For anyone who has considered writing or editing a book, panelists at Sunday’s Annual Conference program—titled “Reducing the Fog around Publishing: Practical Strategies for Book Development, from Research to Writing”—had first-hand advice.
The four panelists, representing authors, editors, and publishers, emphasized the importance of timelines. “Time management and project management is a big deal,” said Brad Eden, dean of library services at Valparaiso (Ind.) University. A timeline for editing a book needs to factor in calls for proposals, giving authors deadlines, and establishing the editor’s own deadline for delivering content to publishers. The editor has to think about that all upfront, he said. Eden, who has been the editor of 10 books in 12 years, also said he has learned with experience that “you have to build in places of repose, because nothing is ever going to meet the deadline.”
Peggy Seiden agreed. Seiden, college librarian at Swarthmore College Libraries, said a large amount of time is spent copy editing as well as doing conceptual editing—that is, figuring out what the author is trying to say and seeing if it can be rewritten more succinctly. “The work is stronger for it,” she said, but it does show why it’s critical to “build in a significant amount of time.”

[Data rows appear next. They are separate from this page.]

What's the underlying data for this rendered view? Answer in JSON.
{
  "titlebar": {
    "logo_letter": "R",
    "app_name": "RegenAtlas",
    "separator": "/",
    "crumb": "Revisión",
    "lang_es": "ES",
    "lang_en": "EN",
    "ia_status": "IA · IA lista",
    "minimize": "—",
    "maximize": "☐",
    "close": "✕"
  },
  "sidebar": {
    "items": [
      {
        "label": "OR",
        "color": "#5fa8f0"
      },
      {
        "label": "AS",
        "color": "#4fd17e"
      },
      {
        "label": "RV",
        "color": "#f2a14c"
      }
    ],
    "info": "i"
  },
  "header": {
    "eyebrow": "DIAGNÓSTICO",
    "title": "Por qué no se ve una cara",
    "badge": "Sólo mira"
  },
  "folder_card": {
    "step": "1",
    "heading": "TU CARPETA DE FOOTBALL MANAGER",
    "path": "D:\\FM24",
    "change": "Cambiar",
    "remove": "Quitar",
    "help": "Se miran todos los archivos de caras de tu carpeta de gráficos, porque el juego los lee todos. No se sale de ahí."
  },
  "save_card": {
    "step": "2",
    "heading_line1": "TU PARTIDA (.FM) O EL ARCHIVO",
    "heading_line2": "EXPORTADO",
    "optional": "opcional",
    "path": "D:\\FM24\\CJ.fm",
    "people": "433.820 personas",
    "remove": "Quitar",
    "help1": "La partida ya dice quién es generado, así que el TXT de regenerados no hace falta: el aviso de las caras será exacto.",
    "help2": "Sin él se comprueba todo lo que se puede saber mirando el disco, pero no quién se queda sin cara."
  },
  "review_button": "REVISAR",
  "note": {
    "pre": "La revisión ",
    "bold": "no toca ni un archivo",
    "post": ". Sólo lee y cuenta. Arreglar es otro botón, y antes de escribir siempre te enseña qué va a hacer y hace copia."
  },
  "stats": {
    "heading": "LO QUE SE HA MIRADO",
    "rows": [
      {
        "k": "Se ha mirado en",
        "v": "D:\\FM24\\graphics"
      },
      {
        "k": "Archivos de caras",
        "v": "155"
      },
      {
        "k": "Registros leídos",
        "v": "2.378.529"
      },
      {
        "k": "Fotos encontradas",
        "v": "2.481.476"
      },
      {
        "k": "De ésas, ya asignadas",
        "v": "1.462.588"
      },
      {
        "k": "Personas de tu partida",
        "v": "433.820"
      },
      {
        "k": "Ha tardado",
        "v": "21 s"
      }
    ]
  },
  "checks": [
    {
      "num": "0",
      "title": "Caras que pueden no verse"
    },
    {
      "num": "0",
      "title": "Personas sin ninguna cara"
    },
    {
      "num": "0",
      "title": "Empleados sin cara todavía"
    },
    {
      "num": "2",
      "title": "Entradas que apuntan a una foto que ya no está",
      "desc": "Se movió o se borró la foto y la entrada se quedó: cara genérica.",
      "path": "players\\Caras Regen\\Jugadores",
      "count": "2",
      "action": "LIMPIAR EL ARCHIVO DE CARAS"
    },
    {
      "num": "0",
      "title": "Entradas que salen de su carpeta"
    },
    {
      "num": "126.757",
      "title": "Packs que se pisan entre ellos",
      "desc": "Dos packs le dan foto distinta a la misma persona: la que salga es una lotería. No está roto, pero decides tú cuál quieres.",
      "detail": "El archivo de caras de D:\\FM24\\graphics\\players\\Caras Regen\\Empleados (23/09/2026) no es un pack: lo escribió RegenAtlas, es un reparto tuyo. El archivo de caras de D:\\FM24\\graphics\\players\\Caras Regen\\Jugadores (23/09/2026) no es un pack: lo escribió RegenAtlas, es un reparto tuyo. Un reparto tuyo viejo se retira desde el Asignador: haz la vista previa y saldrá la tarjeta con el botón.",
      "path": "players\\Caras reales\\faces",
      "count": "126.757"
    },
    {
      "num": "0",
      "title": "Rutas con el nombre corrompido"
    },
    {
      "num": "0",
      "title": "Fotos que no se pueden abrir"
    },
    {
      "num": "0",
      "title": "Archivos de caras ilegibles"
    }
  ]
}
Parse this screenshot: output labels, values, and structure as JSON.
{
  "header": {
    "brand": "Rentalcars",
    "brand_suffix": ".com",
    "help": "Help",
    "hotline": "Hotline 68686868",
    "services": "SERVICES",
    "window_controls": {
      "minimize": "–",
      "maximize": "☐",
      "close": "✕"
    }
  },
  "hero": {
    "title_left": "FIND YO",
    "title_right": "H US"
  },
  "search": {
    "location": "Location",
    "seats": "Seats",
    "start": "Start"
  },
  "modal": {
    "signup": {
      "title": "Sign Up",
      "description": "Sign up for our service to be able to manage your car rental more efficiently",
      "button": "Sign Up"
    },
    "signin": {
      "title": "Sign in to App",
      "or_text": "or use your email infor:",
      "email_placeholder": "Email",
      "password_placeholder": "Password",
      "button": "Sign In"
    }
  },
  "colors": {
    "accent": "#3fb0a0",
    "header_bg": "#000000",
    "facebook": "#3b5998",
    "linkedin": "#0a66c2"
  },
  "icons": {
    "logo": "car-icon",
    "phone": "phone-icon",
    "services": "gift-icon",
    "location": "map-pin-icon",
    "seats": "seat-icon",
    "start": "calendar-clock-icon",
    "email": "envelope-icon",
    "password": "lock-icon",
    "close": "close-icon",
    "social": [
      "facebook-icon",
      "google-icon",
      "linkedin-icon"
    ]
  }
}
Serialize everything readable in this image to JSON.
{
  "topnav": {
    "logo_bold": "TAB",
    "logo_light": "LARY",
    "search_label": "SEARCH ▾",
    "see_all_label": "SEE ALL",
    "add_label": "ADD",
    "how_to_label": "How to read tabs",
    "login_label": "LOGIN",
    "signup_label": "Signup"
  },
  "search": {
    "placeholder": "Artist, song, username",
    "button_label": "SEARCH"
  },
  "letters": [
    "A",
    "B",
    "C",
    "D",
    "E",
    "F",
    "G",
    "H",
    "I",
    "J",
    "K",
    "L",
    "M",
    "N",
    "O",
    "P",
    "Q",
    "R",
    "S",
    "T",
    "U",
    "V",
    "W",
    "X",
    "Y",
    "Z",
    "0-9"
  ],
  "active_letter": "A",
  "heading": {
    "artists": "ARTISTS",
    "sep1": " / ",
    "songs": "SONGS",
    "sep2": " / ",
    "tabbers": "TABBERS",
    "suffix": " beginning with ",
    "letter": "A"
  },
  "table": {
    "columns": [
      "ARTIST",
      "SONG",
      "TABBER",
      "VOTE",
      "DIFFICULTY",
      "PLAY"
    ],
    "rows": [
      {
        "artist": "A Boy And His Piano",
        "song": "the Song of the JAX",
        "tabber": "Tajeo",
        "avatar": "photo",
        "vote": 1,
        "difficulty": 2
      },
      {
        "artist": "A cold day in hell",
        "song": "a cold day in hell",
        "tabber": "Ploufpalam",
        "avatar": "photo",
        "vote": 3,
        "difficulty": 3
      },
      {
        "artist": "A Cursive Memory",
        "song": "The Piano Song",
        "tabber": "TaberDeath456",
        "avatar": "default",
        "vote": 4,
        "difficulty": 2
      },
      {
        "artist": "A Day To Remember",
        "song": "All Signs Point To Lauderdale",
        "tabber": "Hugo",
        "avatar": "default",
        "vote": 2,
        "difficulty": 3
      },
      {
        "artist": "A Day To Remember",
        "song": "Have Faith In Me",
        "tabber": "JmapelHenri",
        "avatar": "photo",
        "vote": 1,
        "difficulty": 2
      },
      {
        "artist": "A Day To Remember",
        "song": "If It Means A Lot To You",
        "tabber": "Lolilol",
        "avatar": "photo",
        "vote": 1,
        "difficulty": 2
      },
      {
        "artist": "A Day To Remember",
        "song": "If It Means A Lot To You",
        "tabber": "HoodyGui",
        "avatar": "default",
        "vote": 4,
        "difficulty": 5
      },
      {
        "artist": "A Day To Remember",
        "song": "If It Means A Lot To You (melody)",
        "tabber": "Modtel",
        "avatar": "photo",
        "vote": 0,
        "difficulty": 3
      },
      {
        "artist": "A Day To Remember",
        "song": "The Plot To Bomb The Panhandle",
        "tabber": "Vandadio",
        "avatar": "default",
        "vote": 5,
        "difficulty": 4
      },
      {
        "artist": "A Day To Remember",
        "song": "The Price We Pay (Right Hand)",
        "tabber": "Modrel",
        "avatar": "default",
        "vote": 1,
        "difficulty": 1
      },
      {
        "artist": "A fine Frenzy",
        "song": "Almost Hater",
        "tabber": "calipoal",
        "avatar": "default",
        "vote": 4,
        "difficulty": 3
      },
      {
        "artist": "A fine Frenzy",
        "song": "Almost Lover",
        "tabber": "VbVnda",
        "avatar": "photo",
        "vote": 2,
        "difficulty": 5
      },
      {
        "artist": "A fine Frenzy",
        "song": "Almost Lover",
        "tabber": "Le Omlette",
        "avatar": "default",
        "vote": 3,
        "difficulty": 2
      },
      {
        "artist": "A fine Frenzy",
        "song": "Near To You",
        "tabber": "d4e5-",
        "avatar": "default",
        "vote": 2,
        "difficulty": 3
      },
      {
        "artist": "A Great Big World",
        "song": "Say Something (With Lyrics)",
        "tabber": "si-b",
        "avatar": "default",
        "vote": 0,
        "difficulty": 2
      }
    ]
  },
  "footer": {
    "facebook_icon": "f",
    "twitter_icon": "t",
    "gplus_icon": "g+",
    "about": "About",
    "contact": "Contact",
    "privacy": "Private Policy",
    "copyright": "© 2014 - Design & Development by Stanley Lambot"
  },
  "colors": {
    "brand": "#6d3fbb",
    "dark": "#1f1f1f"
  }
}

It’s important to understand what’s realistic, said Kathryn Deiss from ACRL, who represented the publisher’s perspective. “Don’t say, ‘Here’s my book proposal. When am I going to see it in print?’”
Many books don’t get published for three years. By contrast, said Deiss, ACRL’s goal is to have them published within a year to a year and a half from the point of being greenlit.
To help with time management, Cassandra Kvenild, head of the learning resource center at the University of Wyoming Libraries, suggested using tools like Google Drive and Dropbox to organize information and creating a spreadsheet of what authors have submitted and when you last communicated with them. Some of these tools can also be shared with coeditors or contributing authors to help plan the process. “I feel like that is half the battle,” Kvenild said.